# DATASET RECORDS
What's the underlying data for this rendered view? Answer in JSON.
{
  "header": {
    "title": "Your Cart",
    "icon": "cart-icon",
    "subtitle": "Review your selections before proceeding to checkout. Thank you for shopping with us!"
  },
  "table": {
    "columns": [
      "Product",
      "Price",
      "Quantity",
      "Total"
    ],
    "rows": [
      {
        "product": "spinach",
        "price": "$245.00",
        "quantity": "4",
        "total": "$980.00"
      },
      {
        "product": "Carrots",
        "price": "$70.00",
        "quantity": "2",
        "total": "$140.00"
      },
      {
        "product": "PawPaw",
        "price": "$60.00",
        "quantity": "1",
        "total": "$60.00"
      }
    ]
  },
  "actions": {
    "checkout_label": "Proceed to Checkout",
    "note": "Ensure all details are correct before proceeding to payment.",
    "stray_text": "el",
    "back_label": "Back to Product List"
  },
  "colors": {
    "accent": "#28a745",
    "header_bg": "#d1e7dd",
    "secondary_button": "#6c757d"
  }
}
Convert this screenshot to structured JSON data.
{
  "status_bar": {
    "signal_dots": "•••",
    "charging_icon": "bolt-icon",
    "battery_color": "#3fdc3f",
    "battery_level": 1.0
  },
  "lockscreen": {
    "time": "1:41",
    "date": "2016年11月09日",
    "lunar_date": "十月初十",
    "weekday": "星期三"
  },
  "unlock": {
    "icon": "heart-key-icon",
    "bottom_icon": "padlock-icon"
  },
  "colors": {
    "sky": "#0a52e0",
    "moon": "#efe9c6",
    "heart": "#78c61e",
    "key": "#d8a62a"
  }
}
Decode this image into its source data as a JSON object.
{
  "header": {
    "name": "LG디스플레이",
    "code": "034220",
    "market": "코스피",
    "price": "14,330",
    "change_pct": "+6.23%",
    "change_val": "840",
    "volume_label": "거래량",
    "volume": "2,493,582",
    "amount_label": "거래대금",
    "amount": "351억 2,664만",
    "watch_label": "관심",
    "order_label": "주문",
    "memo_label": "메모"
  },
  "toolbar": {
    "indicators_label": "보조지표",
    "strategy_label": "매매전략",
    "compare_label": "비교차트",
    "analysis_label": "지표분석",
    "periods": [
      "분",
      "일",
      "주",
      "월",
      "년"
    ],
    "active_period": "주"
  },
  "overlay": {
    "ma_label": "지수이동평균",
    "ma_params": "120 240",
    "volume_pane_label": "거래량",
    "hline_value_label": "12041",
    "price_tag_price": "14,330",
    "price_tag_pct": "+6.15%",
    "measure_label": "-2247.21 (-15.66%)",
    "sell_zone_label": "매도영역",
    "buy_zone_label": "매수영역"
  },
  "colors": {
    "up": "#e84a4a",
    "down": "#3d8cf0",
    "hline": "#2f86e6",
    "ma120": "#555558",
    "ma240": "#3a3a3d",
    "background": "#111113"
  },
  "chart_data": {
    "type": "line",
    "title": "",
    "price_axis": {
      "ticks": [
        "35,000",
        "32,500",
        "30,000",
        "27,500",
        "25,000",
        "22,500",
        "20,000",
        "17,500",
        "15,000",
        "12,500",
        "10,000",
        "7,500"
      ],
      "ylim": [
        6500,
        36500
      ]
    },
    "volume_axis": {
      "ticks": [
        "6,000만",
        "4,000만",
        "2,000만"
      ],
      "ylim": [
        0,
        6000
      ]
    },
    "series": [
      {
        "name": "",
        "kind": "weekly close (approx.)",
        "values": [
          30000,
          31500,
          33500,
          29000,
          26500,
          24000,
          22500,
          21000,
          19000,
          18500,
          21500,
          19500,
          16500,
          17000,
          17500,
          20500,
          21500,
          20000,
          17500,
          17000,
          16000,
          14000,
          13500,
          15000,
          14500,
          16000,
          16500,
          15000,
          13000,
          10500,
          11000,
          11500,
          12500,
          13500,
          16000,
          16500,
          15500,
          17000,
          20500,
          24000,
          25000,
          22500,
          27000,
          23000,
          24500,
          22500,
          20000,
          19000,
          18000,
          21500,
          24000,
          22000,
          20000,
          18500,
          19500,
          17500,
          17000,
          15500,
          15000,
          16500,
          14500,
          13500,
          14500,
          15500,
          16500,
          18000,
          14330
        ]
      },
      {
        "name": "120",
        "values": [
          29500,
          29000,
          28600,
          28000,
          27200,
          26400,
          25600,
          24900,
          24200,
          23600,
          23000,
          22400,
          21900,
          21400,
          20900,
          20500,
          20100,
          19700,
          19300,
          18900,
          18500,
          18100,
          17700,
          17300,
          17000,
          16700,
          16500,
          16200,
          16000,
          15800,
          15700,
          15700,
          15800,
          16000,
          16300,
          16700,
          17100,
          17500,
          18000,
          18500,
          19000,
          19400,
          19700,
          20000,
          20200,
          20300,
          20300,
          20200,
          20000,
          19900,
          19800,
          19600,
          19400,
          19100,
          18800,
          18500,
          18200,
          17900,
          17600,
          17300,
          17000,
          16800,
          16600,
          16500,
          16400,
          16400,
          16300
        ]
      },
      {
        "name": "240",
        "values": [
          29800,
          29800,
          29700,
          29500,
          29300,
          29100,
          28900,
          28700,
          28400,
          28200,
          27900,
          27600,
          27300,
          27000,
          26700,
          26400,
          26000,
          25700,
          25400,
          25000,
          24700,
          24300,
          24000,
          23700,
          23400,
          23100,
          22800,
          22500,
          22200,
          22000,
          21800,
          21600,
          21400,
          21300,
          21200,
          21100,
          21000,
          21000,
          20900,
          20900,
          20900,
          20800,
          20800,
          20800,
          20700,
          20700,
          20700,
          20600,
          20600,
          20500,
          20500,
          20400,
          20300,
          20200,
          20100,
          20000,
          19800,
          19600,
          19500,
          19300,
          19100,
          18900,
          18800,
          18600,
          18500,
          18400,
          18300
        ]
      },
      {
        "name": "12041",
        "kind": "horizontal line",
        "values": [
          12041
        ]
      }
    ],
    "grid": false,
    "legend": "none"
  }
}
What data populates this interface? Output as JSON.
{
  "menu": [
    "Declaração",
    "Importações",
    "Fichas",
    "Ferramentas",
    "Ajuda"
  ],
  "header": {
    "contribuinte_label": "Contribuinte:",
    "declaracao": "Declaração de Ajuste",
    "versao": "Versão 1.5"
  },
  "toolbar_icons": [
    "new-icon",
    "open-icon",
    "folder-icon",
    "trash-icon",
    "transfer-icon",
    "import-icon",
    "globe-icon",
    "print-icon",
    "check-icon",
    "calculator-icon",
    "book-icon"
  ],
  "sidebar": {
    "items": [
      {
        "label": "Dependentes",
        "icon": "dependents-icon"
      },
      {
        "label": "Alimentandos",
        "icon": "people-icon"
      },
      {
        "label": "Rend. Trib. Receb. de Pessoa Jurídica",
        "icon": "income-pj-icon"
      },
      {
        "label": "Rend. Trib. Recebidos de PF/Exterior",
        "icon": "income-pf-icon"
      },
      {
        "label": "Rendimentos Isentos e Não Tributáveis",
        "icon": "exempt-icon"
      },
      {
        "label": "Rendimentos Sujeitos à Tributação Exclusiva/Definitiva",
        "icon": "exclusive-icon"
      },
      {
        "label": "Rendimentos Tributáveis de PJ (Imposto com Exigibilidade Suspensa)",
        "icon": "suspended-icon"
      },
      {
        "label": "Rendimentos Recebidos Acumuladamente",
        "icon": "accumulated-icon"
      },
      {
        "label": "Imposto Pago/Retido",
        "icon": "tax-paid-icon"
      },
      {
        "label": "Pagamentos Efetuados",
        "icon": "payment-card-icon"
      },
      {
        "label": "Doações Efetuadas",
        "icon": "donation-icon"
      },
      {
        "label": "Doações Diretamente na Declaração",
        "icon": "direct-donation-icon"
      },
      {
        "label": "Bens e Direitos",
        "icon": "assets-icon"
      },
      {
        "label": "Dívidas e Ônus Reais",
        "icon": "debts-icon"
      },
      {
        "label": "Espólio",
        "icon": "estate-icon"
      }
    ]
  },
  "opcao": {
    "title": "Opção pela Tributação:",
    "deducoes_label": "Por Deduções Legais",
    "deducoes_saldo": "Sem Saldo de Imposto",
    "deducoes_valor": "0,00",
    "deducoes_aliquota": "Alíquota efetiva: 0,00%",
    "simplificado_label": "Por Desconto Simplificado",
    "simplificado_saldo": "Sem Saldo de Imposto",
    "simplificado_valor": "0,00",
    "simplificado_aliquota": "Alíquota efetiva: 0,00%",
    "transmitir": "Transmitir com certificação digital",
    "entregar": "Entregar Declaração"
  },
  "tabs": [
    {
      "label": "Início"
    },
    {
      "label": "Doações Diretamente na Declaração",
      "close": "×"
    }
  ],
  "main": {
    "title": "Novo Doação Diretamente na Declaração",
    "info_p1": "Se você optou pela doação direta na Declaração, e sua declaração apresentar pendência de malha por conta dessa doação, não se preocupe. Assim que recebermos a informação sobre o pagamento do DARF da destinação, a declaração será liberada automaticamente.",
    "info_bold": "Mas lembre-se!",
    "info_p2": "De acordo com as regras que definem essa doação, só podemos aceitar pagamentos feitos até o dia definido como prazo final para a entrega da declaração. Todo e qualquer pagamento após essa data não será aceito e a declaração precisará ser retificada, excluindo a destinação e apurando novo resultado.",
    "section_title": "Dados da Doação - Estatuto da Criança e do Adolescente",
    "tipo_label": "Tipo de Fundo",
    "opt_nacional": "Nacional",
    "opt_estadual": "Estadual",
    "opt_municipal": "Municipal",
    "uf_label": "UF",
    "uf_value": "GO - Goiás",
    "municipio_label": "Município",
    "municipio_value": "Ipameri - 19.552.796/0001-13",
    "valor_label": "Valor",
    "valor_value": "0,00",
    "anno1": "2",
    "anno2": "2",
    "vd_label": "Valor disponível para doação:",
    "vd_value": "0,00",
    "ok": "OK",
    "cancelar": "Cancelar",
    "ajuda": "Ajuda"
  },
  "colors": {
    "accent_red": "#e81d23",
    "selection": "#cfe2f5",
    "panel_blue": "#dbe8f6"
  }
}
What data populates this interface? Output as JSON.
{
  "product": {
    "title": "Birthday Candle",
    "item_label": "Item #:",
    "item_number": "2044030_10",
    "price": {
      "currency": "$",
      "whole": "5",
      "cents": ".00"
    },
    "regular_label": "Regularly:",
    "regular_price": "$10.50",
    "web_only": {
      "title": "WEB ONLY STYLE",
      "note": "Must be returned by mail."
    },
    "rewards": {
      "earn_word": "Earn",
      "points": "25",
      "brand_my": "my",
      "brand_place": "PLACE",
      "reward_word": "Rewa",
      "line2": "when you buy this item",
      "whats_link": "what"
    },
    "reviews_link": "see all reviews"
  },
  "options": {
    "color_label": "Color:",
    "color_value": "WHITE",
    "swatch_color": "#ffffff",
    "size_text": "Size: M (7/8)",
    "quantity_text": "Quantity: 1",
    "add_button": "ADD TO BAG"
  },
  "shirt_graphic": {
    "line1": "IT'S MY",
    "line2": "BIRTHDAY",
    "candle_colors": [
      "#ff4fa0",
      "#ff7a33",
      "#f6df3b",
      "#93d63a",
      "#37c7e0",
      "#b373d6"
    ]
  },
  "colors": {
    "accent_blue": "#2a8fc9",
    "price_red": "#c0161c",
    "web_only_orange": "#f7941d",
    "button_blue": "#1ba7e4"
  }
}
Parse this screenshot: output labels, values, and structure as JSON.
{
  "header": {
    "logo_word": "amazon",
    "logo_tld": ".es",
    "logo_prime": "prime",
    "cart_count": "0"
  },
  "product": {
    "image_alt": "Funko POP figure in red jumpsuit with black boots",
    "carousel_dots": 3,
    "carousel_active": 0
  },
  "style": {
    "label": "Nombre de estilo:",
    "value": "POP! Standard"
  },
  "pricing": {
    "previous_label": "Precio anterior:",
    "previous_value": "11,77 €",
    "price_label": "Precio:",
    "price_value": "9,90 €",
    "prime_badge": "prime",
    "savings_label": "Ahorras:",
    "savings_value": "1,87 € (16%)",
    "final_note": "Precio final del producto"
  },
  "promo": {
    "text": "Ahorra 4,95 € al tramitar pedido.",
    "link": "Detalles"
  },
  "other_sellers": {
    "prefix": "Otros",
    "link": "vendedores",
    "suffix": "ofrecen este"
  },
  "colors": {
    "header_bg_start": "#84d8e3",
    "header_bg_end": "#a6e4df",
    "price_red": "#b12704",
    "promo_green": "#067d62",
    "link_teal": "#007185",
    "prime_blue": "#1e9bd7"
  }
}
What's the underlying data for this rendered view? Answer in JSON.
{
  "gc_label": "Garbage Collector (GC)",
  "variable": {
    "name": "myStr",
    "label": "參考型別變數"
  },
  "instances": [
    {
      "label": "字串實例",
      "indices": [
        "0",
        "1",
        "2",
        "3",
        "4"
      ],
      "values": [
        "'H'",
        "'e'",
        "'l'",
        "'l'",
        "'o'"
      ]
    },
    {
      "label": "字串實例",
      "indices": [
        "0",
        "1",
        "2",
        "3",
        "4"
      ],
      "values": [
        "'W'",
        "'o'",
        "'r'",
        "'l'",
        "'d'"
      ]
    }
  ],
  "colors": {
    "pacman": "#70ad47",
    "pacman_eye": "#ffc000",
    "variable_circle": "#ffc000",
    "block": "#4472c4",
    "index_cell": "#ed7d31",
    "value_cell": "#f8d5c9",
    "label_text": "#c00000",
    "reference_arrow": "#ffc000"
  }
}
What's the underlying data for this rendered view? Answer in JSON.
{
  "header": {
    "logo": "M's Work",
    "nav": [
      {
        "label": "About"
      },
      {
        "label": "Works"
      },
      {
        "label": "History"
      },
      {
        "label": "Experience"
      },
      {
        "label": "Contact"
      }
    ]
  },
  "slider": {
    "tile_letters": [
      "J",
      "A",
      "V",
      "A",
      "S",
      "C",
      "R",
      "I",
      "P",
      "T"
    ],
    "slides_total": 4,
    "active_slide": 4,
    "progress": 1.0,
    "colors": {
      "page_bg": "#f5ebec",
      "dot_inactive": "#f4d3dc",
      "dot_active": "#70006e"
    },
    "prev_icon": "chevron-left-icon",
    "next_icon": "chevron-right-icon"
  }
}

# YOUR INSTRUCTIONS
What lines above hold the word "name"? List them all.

# SOLUTION TO THE PROBLEM
    "name": "LG디스플레이",
        "name": "",
        "name": "120",
        "name": "240",
        "name": "12041",
    "name": "myStr",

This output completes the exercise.